This is a guest post from my friend, Suzanne Cramer, blogger and social media specialist for Care One Credit.
Times are tough with the economic conditions in the state they are in. Today many Americans looking for the debt relief bankruptcy can provide in their time of need; job loss, foreclosure or a medical emergency are losing this often thought of as a “last resort” option.
According to recent research conducted by the National Bureau of Economic Research, the average cost to file for Chapter 7 bankruptcy protection, the most common form of consumer bankruptcy, has hit $1,500 nationally. That figure prices many struggling to find debt relief out of using Bankruptcy as an option for getting rid of debt. . This year it is estimated that anywhere between 200,000 and one million consumers who would have otherwise filed will be unable to afford to file.
The 2005 Bankruptcy Abuse Prevention and Consumer Protection Act
The BAPCPA act was put in place in an effort to decrease bankruptcy filings by placing road blocks in the way of consumers looking to get rid of their debt in one fell swoop. This left those with low incomes unable to afford to file and pay for all of the bankruptcy associated costs reported by the American Bankruptcy Institute which include:
- The $300 court filing fee
- Debtor education course / mandatory pre-bankruptcy credit counseling (about$85)
- Attorney fees
Fight the Fees
If bankruptcy is the only way out for you, and you can’t afford to file; there are several things you can try to reduce the associated costs:
- Filing fee waiver. If your income is less than 150% of poverty guidelines, you can apply for a fee waiver in Chapter 7.
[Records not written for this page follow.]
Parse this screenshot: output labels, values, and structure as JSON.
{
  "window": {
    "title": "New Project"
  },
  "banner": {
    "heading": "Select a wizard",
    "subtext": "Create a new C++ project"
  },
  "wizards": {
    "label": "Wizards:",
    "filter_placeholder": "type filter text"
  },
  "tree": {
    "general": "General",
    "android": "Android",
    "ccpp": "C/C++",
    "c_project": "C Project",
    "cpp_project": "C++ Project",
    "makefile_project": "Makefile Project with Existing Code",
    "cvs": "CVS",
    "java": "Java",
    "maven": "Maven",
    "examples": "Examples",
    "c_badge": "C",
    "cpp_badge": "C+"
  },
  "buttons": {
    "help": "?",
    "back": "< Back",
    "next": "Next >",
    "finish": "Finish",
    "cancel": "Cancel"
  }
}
- Seek pro bono help. Keep in mind, your income must be below the poverty guidelines–$1,862 a month if you are single and below $3,842 for a family of four, to be eligible. If you earn too much, you’re out of luck.
- Do NOT consider representing yourself. Bankruptcy law is complicated. If you make a mistake, it could cause your case to be dismissed, harming your credit just as though you completed the bankruptcy process.
Filing a Chapter 7 Bankruptcy
There’s a lot of red tape, making filling for bankruptcy a seemingly tedious task. It is important to know what you signed on for.
- You must attend a credit counseling session from a government-approved credit counseling agency within 6 months before filing your bankruptcy petition.
- Before your bankruptcy proceedings are discharged, you must complete an approved debtor education course.
- To file a Chapter 7 bankruptcy you must pass a means test to prove you lack the financial resources to pay back your debts.
- If you file Chapter 7, you maintain responsibility for your secured debt (such as a home mortgage or car loan) if it is considered exempt.
- You should keep in mind that not all unsecured debt is dischargeable. For example, Chapter 7 does not eliminate:
- Government student loans
- Fraudulently created debts
- Child support
You may think that there is no alternative to bankruptcy, but you just can’t afford to file–there are other options. Credit assistance programs may be able to help you. You’ve probably seen ads on television or in your yellow pages for debt or credit counseling. Credit Assistance organizations manage your unsecured debt through a debt management program to help you avoid bankruptcy. See the U.S. Federal Trade Commission article Fiscal Fitness: Choosing a Credit Counselor.
Working through Debt Management programs, creditors may offer benefits that can help you avoid bankruptcy for your unsecured debts, such as:
- Lowered monthly payments
- Reduced or eliminated interest rates
- Eliminated late fees
So before you join the ranks of millions of Americans trying to file for bankruptcy consider the alternatives first, you just might find a way that works for you.